Mitt Romney, whose second-place finish in South Carolina’s Republican primary on Saturday handed him his second defeat in three state contests, said the GOP could not take back the White House relying on a candidate who had waged a “frontal assault” on free enterprise – a square shot at primary winner Newt Gingrich.
Romney, who was trailing Newt Gingrich on Saturday night, used his concession speech to strike back at Gingrich’s attacks for Romney’s tenure at Bain Capital and reluctance to release his tax returns, questioning whether such criticism disqualified Gingrich for the party nomination.
“Our party cannot be led to victory by someone who also has never run a business, and never run a state,” Romney said. “We cannot defeat [Obama] with a candidate who has joined in that very assault on free enterprise.”

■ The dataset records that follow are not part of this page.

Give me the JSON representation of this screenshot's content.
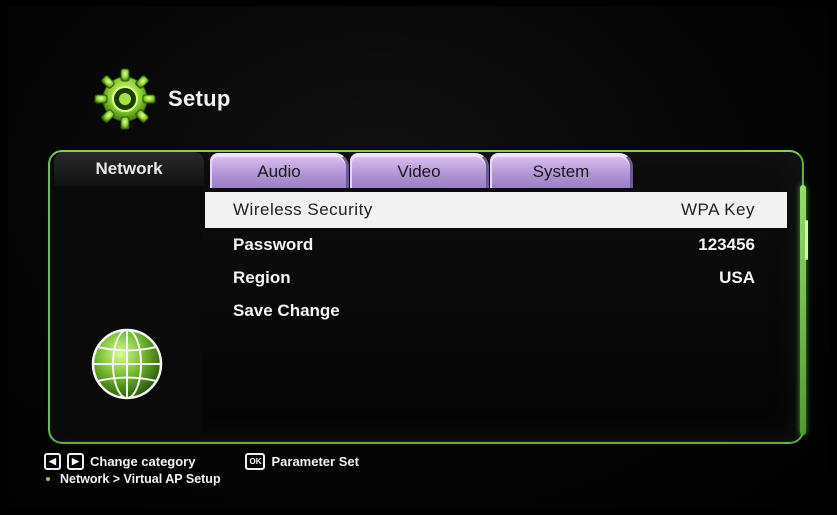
{
  "header": {
    "title": "Setup",
    "icon": "gear-icon"
  },
  "tabs": {
    "active": "Network",
    "items": [
      "Audio",
      "Video",
      "System"
    ]
  },
  "settings": [
    {
      "label": "Wireless Security",
      "value": "WPA Key",
      "selected": true
    },
    {
      "label": "Password",
      "value": "123456",
      "selected": false
    },
    {
      "label": "Region",
      "value": "USA",
      "selected": false
    },
    {
      "label": "Save Change",
      "value": "",
      "selected": false
    }
  ],
  "footer": {
    "left_key": "◀",
    "right_key": "▶",
    "change_category": "Change category",
    "ok_key": "OK",
    "parameter_set": "Parameter Set",
    "breadcrumb": "Network > Virtual AP Setup"
  },
  "colors": {
    "accent_green": "#7fd25a",
    "tab_purple": "#b396d8",
    "selection_bg": "#f2f2f2"
  }
}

If his rivals joined Democratic attacks, Romney said, “They’re not going to be fit to be our nominee.”
He added: “The Republican Party doesn’t demonize prosperity; we celebrate success in our party.”
The former Massachusetts governor also deployed his standard criticism of President Obama, saying the next primary state, Florida, had suffered under Obama’s policies.
“We’re now three contests into a long primary season,” Romney said near the top of his concession speech. “We’ve still got a long way to go, and a lot of work to do. And tomorrow we’re going to move onto Florida.”
Romney heads into Florida with a muscular head start. In addition to residual support from 2008, the pro-Romney super PAC Restore Our Future spent about $300,000 on mailings and $1.5 million on television in the Sunshine State over the past week, according to Federal Election Commission filings. But Gingrich – and other candidates this cycle, notably Rick Santorum – have flouted the conventional wisdom, and Gingrich indicated Saturday both that he planned to rebut Florida ads criticizing him with spots of his own, and that he was determined to move ahead with his “campaign of ideas” paradigm.
Gingrich piled up heavy margins over Romney in the Piedmont and PeeDee areas of South Carolina, while Romney tied him in the Midlands and edged him in the Low Country, according to network exit polls. Gingrich also swept him across all voters in all income levels save the uncapped “$200,000 or more” division.
“You should hear ’em when we win,” Romney said wryly as he opened his speech Saturday night. “This race is getting to be even more interesting.”